Back in 2013, I had just had my third visit to the doctor in a month. I had been suffering from headaches, extreme fatigue, insomnia, and had developed large dark circles under my eyes. I’d also been unable to concentrate on my work for months. Worse still, and the final straw which made me bite the bullet and seek help, I had fainted twice.
After some tests over a number of weeks, my GP ruled out the most likely things, and came to the conclusion that the cause was actually my lifestyle. I had developed anaemia induced from both a combination of obsessive over-exercise and also quite severe under eating.
In my bid to make myself resemble the image of myself I aspired to, I had drained myself to the point of illness, and was now running on fumes. My doctor told me if I carried on like this I could make myself seriously ill.
At the bottom of this were issues around body dysmorphia and issues of control relating to other reoccurring mental health problems I have experienced. At its most basic, the more out of control I felt in my life, the more I tried to take control through my diet, exercise and whatever I believed would improve my physical appearance.
Added to this was my frequent inability to reckon with the differences between the way I would see my own physical appearance and what others would perceive; the latter inevitably being better than what my own eyes would detect.
This has been an issue I have grappled with, on and off, for as long as I can remember. I have had a number of bouts of poor mental health, of which my own perception of my body has always been either an aggravating component, or an outlet through which I try to feel like I am in control in situations where I feel powerless.
At its worst, frankly, I would even describe it as a form of self-punishment. An almost puritanical sub-conscious urge, where the more exhausted I felt and the more lunches I skipped, the more autonomous I would feel, and the more I sensed I was bettering myself.
Concerning my mental health more broadly, I have had periods of depression, anxiety and more manic periods. These have included moments where I can feel frenzied and on top of the world one minute, and then with no palpable prompt, in a pit of panic, wracked by an inability to focus, or recognise really that I am in one of these phases. These feverish moments would go on for days, leading to highly erratic behaviour, that those closest to me have sadly had to deal with. For this too, I treated myself with over exercise. The more tired I became, the more easily I could shut my brain down and avoid my thoughts.
The following may seem like an odd analogy, so please bear with me, but I always compare these more chaotic phases as being like an oil tanker in rough seas. In the past many ships had no internal compartments to prevent the oil from flowing violently from one side of the interior of the ship to the other. As it would rush from one side to the other, it would build momentum and eventually sink. In my more panicked manic moments, I am unable to separate my worries, and so I go frantically from worrying about one thing to another, with the panic feeding upon itself and building its own momentum, in just the same way.
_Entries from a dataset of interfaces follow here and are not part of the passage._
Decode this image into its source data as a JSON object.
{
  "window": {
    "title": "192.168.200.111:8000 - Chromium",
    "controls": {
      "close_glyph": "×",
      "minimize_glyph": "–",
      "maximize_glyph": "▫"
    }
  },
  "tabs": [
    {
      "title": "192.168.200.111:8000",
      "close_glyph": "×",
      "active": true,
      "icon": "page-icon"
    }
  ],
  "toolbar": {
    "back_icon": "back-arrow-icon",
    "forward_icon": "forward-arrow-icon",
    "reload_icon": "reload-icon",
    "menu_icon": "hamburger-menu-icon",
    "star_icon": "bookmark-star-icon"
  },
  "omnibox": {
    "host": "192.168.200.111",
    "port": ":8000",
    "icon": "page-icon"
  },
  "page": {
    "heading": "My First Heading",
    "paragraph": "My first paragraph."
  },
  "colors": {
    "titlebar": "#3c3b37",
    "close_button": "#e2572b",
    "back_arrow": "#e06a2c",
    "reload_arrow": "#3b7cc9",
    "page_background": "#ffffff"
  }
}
These days I am, thankfully, much better. I saw a psychiatrist for over a year and I learnt a lot. This included both what is underlying a lot of this and also what triggers the most self-destructive elements. I want to be clear, however, in saying that these things have gone, and nor will they ever. I have just painstakingly learnt how to manage myself. Most critically I would say, however, I also now comprehend that even at its worst, it will pass. It is, actually and thankfully, transient. And that is what I cling to. Though I am still learning.
As a result of these things, it took me one hell of a long time to agree to do this photoshoot with Chris. It wasn’t really that I felt like I have a problem being naked or taking my clothes off. Anyone that follows any of my social media accounts can see this. It was more about the issues of control and particularly how they relate to my body and image. If I post a picture of myself shirtless, I have control over taking the picture, but also choosing if I want to post it. Allowing someone else to have input over this was something completely different. It involved letting go of some of that. Something I do and did find incredibly difficult.
The day itself was really incredible. I enjoyed doing the pictures and talking to Chris a lot. He is an incredibly reassuring, patient and interesting guy. I met him at the train station and we took a long walk back to my flat, chatting about our lives and enjoying the sun. He seems like someone that is just so easy to be around and feel comfortable with. The difficulty for me came in seeing the pictures afterwards.
No matter how amazing each of the pictures were, and the few people I showed them to told me they thought they were, it brought out some of those feelings I’d been learning to deal with for years.
I started to be incredibly self-critical of how I looked. My first instinct was to run and back out of it. I was letting myself think that the way I see myself was how others would see me, and I was also beginning to react to feeling like I was not in control with the same behaviour as before.
I am glad I haven’t backed out, however. It may have been tough in the aftermath, bringing back some dark thoughts and moments, but I learnt, and I still am learning, a considerable amount. Mostly about letting go. Not just saying it or paying lip service to it, but trying to actually do it…even if not always completely successfully.